Q&A

How did you first get interested in photography? I never wanted to pigeon hole myself into one area of creativity and enrolled on a BA hons Degree in graphic design, marketing and photography. This enabled me to cover a wide range of genres from photography, typograpaphy. textiles, fine art, print making, multi media and many others. Through hard work and determination I created the opportunity to work at some great design agencies. However the Mac Operator role grew bigger, the teams grew smaller and I missed the interaction with people. I became more involved in the art direction of photography shoots and my passion for shooting needed to be satisfied. My foundation in photography started within the portrait market which was a great learning curve for dealing a wide range of people. In my last year shooting social photography in 2005, my portrait sales delivered £878,000 of revenue into the studio. As I became more advanced with my lighting and the concepts behind my photographs I started to shoot more fashion and beauty.  Today photography is still an obsession for me and I still love to shoot all three genres.


How would you best describe your style of photography? My style of photography is extremely varied, which goes against what seems to be the typical drive to creating a specific style. I have a real passion to learn, a natural curiosity to experiment and the willingness to make mistakes (always in my own time and never on a job!). I will always play with lighting, have fun with new techniques and try different finishes. However I always build a frame work around my shots, to ensure that I can recreate the style of any of my work when necessary.


What is it that makes a great portrait for you? A great portrait for me is all about telling a story. I believe that this can be achieved in one of three ways:


1) Firstly by incorporating a theme that is related to the subject;


2) Secondly by showing a relationship between the subject and the environment or other people;


3) Thirdly I can strip all of this away and bring out the character of the sitter.


How do you describe the difference between your portrait, beauty and fashion work to a client? What separates them? It is not about being able to differentiate between the different genres for me; it is about being able to create a photograph that satisfies a brief. I have a strong ability to pre-visualise what is needed in a final piece and then use my skills to ensure that I deliver. (Which seems to work for me and my clients!)


 


What is your post-production workflow like? I do all my own post production and over the years my techniques have changed, along with my style. I learned by making a lot of mistakes in the early days, especially by over using digital techniques. I now process all of my shots through Lightroom to colour grade them and then take them into Photoshop to finish. I use non-destructive retouching techniques to ensure that I keep all the texture in the skin.


What is your dream project? I have traveled to many amazing countries and would love to revisit a number of them to shoot portrait projects and to use them as backdrops for fashion stories.


How does your way of working differ from the studio to location? My way of working is very similar for both situations. I will agree a clear vision for the brief, visualise my ideas, select the right team for the job, choose the most appropriate type of lighting, decide on a set or location and then decide on the energy for the shoot.

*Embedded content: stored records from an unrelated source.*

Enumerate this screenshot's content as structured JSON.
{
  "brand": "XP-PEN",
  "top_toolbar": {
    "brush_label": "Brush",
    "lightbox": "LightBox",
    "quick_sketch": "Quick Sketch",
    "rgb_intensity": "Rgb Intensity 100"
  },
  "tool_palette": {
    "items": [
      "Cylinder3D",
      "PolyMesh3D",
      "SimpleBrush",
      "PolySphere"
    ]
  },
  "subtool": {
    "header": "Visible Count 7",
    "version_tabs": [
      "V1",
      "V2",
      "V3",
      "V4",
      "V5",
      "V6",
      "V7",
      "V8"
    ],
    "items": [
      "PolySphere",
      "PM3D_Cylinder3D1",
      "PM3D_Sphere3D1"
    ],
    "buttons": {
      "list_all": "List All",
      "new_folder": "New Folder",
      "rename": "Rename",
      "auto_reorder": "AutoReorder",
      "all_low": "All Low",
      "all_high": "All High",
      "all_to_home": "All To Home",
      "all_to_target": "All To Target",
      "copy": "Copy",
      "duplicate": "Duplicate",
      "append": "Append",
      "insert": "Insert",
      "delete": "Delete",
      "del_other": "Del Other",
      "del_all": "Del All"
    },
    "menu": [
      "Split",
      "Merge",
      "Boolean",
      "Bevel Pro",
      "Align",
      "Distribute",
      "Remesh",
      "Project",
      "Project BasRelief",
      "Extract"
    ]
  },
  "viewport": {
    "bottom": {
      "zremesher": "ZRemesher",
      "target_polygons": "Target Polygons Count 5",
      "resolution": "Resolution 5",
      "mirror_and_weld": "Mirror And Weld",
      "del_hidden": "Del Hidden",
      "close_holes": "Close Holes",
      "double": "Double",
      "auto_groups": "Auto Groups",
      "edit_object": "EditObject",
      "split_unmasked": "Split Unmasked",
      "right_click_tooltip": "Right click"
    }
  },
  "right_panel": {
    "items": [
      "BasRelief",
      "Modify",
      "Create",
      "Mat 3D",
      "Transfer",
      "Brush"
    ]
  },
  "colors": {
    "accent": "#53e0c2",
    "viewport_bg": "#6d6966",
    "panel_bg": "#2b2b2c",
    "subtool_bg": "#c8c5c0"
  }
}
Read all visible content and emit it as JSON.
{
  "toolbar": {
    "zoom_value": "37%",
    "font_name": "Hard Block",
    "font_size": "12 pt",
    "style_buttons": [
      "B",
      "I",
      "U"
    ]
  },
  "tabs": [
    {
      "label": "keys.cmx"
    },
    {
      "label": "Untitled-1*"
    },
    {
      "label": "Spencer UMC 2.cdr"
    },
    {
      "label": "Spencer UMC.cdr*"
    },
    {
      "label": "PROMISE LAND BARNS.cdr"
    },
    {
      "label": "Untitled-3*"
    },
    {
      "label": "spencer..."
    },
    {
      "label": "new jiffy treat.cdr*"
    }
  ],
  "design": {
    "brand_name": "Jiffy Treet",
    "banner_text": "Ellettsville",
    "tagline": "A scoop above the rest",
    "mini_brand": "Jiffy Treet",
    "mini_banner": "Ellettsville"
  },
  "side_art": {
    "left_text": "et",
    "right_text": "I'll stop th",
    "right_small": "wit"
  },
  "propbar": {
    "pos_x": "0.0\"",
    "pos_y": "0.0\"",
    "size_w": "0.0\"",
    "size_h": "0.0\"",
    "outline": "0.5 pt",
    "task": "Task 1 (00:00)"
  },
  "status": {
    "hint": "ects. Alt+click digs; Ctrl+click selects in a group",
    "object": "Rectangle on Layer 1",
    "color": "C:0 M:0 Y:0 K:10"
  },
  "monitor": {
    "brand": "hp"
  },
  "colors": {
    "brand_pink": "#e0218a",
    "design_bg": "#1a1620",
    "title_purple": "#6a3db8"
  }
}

Where do you find the inspiration for your photographs? Inspiration always come from what I am shooting. Whether that it is an amazing piece of clothing, the character of the subject or a certain lighting technique. My shoots are always very well planned and briefed to the team, but nothing can beat that spark of inspiration while shooting. It is always very satisfying when you know that you have just created a great shot!


What is your biggest resource in relation to technical knowledge? Creating an opportunity for sharing and collaboration has always been very important to me. I spend time with other great photographers and we are all very open to sharing, which I have found is a great way to develop. I was once told that the two things that help you to develop are 'the people you meet and the books that you read' which I think is so true.


What was the best career advice you were ever given? David Carson's approach to work always inspired me and I got to spend time with him on a couple of occasions early in my career. A quote from his book 'The end of print' has always stayed with me...


Sing like you don't need the money


Love like to you will never get hurt


Dance as if nobody is watching


It has to come from the heart if you want it to work


www.richardmayfield.co.uk